13. But it is only right to recognise that there are degrees of misconduct. While there can be no compromise with breaches of professional faith and while such breaches, whenever they occur, must always be punished, the punishment must in justice be adjusted to the needs of the case. In the present case, both the criminal Court and the Tribunal of the Bar Council have acquitted the Advocate of any criminal intention. The Tribunal has believed his story and has only held that when confronted by his divided duty towards his clients and his relatives in distress he failed to make the better choice and his lapse or misconduct was not worse than that he failed to realise what his primary duty was. It may be added that he appears to be a comparatively young man, having been enrolled, as I have already stated, on January 2, 1948, and in those circumstances we are prepared to lean in his favour as far as it is possible for us to do.
14. Section 10(1) of the Indian Bar Councils Act, 1926, provides that the High Court may reprimand, suspend or remove from practice any Advocate of the High Court whom it finds guilty of professional or other, misconduct. In our opinion, the ends of justice in this case will be met if we do no more than reprimand the Advocate.
15. The Advocate concerned is present in Court and has. under our direction, taken his stand at our Bar. We reprimand him in the view of the Court for the misconduct of which he has been guilty, but we send him back to his practice with the admonition that he must, in future, remember his responsibilities towards his clients, towards the profession and towards this Court better than he has done in the present instance.

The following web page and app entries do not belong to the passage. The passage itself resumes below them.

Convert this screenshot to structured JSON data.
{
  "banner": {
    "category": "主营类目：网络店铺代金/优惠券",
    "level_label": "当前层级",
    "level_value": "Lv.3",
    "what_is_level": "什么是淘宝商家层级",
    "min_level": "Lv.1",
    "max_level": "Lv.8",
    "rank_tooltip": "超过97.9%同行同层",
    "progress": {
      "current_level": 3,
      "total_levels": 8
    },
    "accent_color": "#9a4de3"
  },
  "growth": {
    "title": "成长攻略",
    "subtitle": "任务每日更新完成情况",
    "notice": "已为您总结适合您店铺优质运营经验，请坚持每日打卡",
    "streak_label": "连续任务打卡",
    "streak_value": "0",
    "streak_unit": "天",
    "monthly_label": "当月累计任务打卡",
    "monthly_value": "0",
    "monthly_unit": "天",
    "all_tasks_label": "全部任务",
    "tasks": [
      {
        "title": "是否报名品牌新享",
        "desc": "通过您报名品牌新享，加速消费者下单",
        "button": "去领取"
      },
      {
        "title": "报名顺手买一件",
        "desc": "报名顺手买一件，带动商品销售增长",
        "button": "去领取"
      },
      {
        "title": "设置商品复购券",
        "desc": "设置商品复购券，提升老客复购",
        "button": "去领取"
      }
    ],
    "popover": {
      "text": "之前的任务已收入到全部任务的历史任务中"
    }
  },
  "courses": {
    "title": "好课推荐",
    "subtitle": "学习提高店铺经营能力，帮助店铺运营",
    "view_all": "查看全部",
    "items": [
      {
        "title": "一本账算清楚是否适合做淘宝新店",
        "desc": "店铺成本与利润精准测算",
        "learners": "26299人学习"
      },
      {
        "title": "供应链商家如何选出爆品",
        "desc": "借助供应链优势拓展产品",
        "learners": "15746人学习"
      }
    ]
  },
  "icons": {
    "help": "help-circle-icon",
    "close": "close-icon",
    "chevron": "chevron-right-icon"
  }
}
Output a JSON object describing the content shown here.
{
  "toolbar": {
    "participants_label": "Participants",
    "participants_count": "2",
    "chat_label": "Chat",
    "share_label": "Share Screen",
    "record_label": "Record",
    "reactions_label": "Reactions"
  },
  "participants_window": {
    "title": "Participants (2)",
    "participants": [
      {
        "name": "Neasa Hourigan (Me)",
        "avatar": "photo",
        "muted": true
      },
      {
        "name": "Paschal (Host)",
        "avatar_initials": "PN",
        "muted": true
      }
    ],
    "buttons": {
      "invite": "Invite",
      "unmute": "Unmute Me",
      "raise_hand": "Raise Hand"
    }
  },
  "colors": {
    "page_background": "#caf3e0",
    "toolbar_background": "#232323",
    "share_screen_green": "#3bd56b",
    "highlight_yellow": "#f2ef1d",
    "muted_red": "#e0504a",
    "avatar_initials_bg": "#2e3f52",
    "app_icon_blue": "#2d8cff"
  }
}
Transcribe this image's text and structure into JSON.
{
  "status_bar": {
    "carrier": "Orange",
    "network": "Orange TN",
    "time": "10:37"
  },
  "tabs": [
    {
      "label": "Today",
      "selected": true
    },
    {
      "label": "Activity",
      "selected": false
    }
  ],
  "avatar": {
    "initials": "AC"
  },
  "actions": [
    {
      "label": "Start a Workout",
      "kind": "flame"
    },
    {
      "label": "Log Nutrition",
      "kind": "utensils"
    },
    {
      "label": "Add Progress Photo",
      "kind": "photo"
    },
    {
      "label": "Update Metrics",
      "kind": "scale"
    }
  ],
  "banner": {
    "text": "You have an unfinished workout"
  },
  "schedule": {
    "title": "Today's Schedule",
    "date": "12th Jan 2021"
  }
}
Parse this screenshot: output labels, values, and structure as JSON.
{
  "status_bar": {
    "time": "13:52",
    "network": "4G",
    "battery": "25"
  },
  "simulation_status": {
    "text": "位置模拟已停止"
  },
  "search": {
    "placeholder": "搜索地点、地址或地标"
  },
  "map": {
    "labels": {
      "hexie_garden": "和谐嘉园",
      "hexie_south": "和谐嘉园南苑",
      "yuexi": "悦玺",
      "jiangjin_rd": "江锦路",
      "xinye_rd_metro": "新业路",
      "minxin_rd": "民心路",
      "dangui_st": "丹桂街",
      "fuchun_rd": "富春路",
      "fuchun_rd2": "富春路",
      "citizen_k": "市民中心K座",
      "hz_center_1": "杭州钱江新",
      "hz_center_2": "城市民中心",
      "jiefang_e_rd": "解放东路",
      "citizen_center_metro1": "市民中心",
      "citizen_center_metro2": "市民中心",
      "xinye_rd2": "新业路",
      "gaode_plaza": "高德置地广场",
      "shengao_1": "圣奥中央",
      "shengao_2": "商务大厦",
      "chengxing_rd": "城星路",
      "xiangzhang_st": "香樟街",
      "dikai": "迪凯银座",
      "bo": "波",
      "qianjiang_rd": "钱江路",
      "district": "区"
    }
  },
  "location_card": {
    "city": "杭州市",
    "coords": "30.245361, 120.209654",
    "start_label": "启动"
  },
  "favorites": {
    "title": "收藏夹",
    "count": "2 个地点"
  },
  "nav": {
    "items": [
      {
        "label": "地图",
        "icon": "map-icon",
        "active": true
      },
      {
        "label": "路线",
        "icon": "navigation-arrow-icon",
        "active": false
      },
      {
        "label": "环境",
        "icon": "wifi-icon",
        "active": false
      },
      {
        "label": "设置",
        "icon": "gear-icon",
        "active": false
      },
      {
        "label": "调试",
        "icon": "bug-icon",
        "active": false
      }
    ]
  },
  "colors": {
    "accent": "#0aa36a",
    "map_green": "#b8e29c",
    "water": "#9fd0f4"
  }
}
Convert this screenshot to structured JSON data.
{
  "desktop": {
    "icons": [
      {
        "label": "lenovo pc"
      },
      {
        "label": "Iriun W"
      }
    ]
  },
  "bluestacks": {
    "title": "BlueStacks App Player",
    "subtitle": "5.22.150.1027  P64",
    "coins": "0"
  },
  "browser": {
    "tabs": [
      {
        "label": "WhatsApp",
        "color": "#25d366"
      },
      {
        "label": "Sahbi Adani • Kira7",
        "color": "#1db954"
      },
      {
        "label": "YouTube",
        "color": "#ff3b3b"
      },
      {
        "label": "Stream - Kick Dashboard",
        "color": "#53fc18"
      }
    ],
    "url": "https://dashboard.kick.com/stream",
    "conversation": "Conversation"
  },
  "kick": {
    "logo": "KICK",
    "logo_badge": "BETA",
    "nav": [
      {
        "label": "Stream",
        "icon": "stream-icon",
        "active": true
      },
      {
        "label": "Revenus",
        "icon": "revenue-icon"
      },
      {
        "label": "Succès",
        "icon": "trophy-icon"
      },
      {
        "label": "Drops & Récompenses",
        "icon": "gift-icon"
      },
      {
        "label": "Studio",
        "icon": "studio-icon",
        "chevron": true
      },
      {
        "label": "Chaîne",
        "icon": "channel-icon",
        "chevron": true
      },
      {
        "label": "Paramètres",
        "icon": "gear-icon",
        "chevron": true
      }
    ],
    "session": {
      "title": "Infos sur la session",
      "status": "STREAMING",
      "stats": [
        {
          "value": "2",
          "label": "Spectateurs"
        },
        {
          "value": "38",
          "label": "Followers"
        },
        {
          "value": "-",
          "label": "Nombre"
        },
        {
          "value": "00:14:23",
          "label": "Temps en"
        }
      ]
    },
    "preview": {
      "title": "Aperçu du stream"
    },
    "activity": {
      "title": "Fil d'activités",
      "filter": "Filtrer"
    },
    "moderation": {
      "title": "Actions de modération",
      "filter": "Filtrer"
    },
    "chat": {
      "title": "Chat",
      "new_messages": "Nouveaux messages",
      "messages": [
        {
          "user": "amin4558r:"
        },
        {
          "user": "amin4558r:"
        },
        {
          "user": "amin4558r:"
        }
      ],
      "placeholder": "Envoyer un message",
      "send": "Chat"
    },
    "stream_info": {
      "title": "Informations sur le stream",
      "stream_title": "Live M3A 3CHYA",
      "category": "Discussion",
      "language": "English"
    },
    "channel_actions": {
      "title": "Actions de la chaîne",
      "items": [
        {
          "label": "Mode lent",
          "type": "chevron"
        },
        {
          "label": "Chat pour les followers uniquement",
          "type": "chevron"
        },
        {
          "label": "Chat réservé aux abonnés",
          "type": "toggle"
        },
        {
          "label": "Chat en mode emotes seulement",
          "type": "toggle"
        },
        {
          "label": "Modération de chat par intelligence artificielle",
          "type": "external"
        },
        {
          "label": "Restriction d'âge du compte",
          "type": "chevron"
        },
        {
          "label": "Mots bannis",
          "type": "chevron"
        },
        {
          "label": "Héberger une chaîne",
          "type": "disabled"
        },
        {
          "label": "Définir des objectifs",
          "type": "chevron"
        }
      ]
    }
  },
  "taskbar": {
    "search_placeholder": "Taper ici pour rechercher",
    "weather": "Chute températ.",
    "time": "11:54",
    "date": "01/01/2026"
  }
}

16. We do not desire to make any order for costs under Section 12(5) of the Act. But let proper action be taken under Section (7) of the Section for making an adequate entry in the Roll of Advocates.
17. I agree.
P.B. Mukharji, J.
18. I agree.